→ Problem: Whenever a line in the data holds the string "handle", pull that line out.

Records to use below:

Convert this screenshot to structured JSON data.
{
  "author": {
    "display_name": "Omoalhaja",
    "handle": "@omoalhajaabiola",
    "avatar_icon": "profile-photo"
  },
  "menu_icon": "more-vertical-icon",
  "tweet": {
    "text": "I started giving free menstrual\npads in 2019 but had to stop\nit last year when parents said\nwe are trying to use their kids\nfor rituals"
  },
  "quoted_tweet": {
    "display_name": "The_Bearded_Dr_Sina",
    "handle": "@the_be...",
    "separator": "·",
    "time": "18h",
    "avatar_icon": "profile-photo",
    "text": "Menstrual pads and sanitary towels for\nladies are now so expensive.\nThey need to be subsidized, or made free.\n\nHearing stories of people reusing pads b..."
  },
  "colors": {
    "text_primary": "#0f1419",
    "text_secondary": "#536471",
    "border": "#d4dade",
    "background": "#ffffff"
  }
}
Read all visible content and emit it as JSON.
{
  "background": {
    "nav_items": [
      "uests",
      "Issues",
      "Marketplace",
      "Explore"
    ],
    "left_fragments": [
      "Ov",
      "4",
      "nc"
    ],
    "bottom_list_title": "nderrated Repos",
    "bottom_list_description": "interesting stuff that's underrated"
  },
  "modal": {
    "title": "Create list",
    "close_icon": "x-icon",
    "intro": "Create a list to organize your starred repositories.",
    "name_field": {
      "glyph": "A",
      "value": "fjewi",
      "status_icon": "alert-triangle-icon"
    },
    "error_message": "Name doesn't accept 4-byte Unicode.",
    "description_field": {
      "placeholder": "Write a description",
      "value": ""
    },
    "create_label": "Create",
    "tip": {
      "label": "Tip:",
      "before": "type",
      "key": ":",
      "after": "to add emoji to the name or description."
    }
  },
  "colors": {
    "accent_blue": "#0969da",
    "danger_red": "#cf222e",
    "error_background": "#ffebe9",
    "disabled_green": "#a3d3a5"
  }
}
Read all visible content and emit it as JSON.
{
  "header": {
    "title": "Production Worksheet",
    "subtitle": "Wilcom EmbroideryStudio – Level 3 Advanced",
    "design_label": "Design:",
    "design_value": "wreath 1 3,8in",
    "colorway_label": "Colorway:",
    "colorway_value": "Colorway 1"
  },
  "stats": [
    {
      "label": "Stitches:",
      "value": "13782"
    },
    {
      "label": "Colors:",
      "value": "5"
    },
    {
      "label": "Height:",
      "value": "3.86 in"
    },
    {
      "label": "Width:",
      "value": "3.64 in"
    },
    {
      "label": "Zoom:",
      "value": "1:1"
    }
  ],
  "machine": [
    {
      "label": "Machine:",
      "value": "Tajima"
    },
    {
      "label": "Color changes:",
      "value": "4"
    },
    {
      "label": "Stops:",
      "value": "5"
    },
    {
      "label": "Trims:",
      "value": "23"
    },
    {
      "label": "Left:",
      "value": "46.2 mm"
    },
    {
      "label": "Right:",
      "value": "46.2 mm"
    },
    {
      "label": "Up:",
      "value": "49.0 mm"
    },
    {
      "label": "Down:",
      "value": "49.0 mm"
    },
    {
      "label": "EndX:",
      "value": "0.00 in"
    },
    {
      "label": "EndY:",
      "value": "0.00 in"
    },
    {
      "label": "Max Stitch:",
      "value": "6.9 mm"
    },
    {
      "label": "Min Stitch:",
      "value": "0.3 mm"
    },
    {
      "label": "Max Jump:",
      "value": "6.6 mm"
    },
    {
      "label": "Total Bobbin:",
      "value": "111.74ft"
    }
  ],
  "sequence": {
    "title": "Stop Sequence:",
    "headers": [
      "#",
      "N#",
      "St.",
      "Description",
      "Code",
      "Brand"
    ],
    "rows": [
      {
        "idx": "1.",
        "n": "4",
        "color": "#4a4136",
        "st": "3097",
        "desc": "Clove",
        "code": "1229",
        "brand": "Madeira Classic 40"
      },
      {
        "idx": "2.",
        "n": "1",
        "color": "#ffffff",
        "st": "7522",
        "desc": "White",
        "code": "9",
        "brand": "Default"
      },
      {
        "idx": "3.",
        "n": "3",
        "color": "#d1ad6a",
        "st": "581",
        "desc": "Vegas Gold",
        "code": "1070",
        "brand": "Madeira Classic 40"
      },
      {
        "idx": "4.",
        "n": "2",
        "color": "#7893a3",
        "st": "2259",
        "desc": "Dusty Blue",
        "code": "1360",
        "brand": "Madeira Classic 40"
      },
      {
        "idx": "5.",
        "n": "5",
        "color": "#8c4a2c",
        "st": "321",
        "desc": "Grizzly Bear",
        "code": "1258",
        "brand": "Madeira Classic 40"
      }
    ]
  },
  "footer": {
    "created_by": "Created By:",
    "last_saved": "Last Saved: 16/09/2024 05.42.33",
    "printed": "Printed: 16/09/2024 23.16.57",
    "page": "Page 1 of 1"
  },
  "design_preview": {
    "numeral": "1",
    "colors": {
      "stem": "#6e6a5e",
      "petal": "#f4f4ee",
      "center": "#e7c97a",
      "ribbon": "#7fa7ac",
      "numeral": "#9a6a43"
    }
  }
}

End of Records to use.

→ Answer to the exercise:
    "handle": "@omoalhajaabiola",
    "handle": "@the_be...",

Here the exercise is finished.